Most companies know they are not engaging fully with their shareholders – they can count the voting cards that come back – but so far, as a large amorphous group, they have been hesitant to grasp the digital opportunities.

In their defence, there have been barriers to overcome. Making even the slightest change to an Articles of Association is a task not always welcomed by issuers. Just to make a small amendment to allow digital voting options can often open the whole process up to an inordinate amount of scrutiny and review.

Things on both sides are changing however, and now that the touch paper has been lit, the digital revolution can rapidly take hold.

Claims that a technological shift would impede older shareholders from communicating with a company appear largely unfounded. According to a June 2018 survey from Deloitte, 77% of 55 to 75 year-olds said they had access to a smartphone, up from 29% in 2012, with a further 64% claiming to have a tablet.

With these instruments readily at hand, there are plenty of options and opportunities for companies to bring their shareholders into the fold – and the more forward-thinking of them are already out there exploring. For example, the document repository app developed by Link Market Services – Signal documents – is proving to be popular. It allows Link Market Services’ clients to hold electronic versions of their reports and accounts in one place, both for viewing and electronic annotation.

Whilst virtual and hybrid meetings have been limited in the UK, take up of such facilities in the USA, Australia and New Zealand has been growing. Though there has been some criticism of moves to introduce completely virtual AGMs, hybrid AGMs have emerged as a viable and positive solution that combine the merits of physical and online attendance.

In Australia, Link Group was the first ASX200 company to hold a hybrid AGM. It attracted twice as many attendees as its previous physical meeting, with shareholder participation from across the USA, Australia and New Zealand.
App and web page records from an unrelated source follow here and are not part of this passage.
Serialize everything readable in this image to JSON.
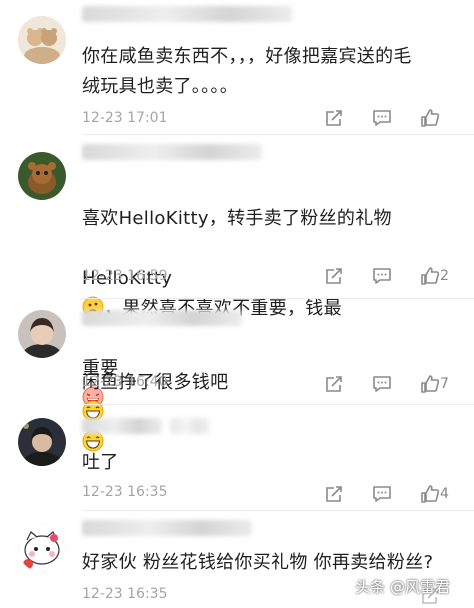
{
  "comments": [
    {
      "text": "你在咸鱼卖东西不，，，好像把嘉宾送的毛\n绒玩具也卖了。。。。",
      "time": "12-23 17:01",
      "likes": ""
    },
    {
      "text_l1": "喜欢HelloKitty，转手卖了粉丝的礼物",
      "text_l2a": "HelloKitty",
      "text_l2b": "，果然喜不喜欢不重要，钱最",
      "text_l3": "重要",
      "time": "12-23 16:59",
      "likes": "2"
    },
    {
      "text": "闲鱼挣了很多钱吧",
      "time": "12-23 16:40",
      "likes": "7"
    },
    {
      "text": "吐了",
      "time": "12-23 16:35",
      "likes": "4"
    },
    {
      "text": "好家伙 粉丝花钱给你买礼物 你再卖给粉丝?",
      "time": "12-23 16:35",
      "likes": ""
    }
  ],
  "watermark": "头条 @风雷君",
  "icons": [
    "forward-icon",
    "comment-icon",
    "like-icon",
    "thinking-emoji",
    "laugh-emoji",
    "grin-emoji"
  ],
  "colors": {
    "text": "#1f1f1f",
    "meta": "#a4a4a4",
    "icon": "#8a8a8a"
  }
}
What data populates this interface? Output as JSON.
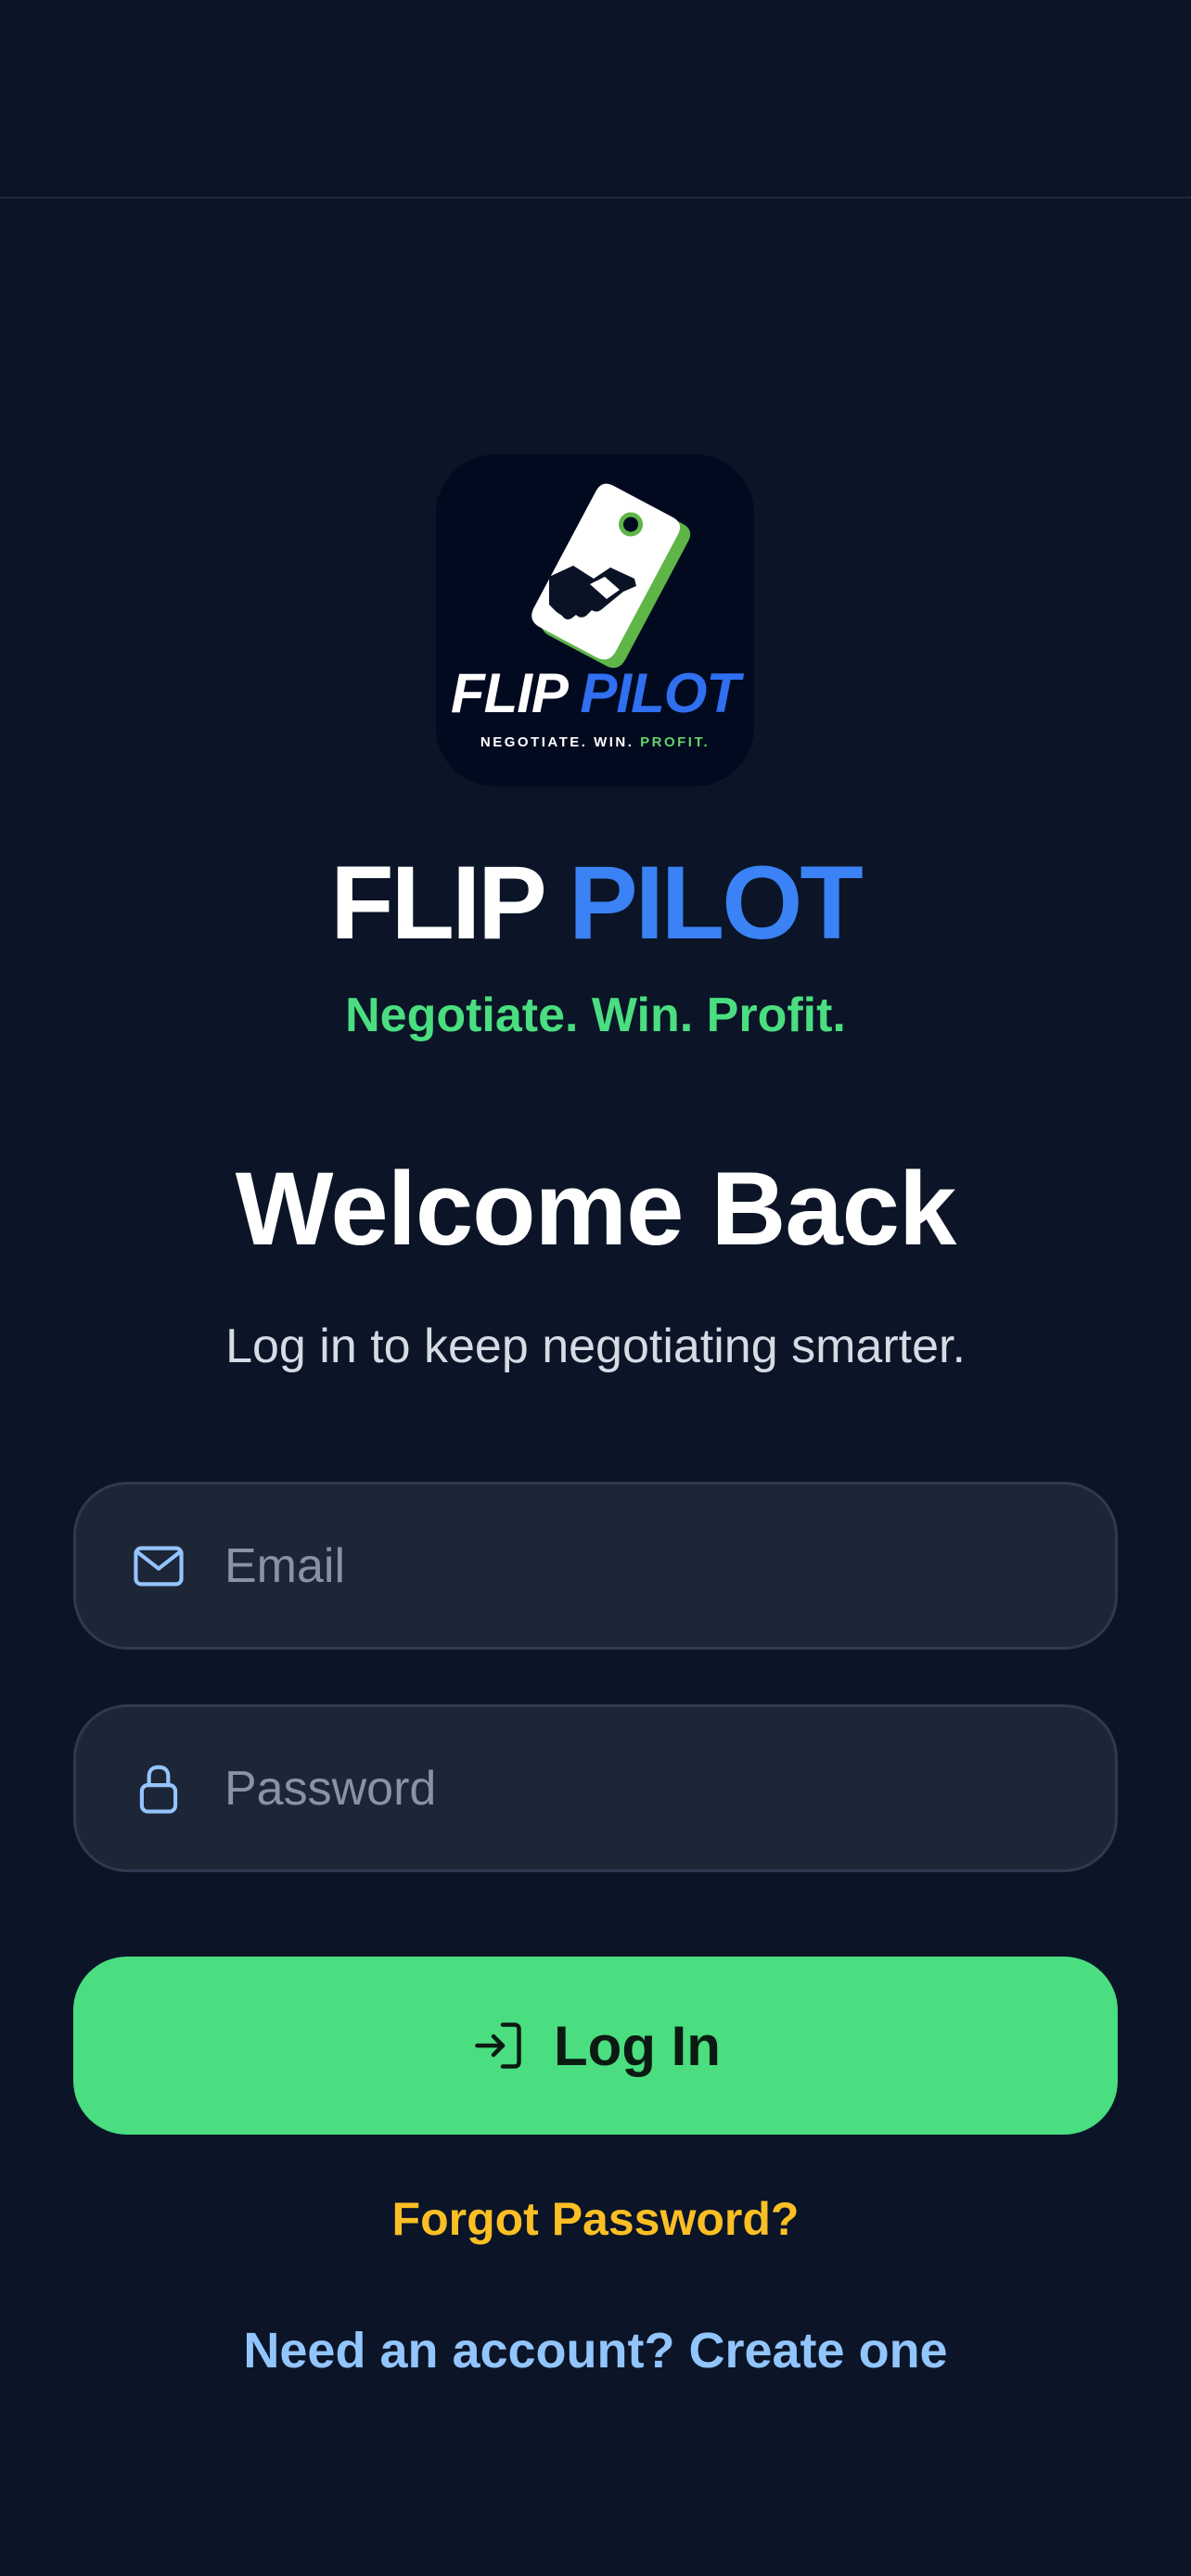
{
  "logo": {
    "word_part1": "FLIP",
    "word_part2": "PILOT",
    "sub_part1": "NEGOTIATE. WIN.",
    "sub_part2": "PROFIT.",
    "icon": "price-tag-handshake-icon"
  },
  "brand": {
    "title_part1": "FLIP",
    "title_part2": "PILOT",
    "tagline": "Negotiate. Win. Profit."
  },
  "heading": {
    "title": "Welcome Back",
    "subtitle": "Log in to keep negotiating smarter."
  },
  "form": {
    "email_placeholder": "Email",
    "email_value": "",
    "email_icon": "mail-icon",
    "password_placeholder": "Password",
    "password_value": "",
    "password_icon": "lock-icon"
  },
  "actions": {
    "login_label": "Log In",
    "login_icon": "log-in-icon",
    "forgot_label": "Forgot Password?",
    "create_label": "Need an account? Create one"
  },
  "colors": {
    "background": "#0b1527",
    "accent_green": "#4ade80",
    "accent_blue": "#3b82f6",
    "link_yellow": "#fbbf24",
    "link_blue": "#93c5fd",
    "field_bg": "#1d2637"
  }
}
After the initial development outlay, this model could be adopted and used by plenty of other companies to cut down on the out-of-date processes that waste back office time and money.

This would enable retail shareholder attendance, without the significant travel time and cost, to bring them closer to the company.

For institutional fund managers, deluged in AGM season, this virtual connectivity lets them gauge a wider shareholder sentiment, while still allowing for their usual, behind the scenes engagement channels during the rest of the year.

There is no reason this digital mindset cannot apply to dividend cheques, too. Although almost obsolete in personal finances, most companies make at least 50% of their dividend payments – representing less than 5% of total value – with paper cheques. Replacing them with direct bank account payments would solve the administrative burden of lost or uncashed cheques, and avoid shareholders having to update their address each time they move.   For many institutional holders the choice is clear with the facilitation of payment via the CREST system, although sadly that is a facility not supported by 33% of the Registrar industry despite pressure from this major investor group.

As the investment world evolves – with the advent of defined contribution pension funds, greater personal responsibility for investing for retirement, and the social imperative to do better with our resources, financial or otherwise, grows with younger generations – the need for change is here.

Luckily, the technology is already here too and is advancing every day.

Like the rest of business – if not the world – the shift is only going one way and with just a bit of forward thinking, shareholder engagement can readily embrace tomorrow, today.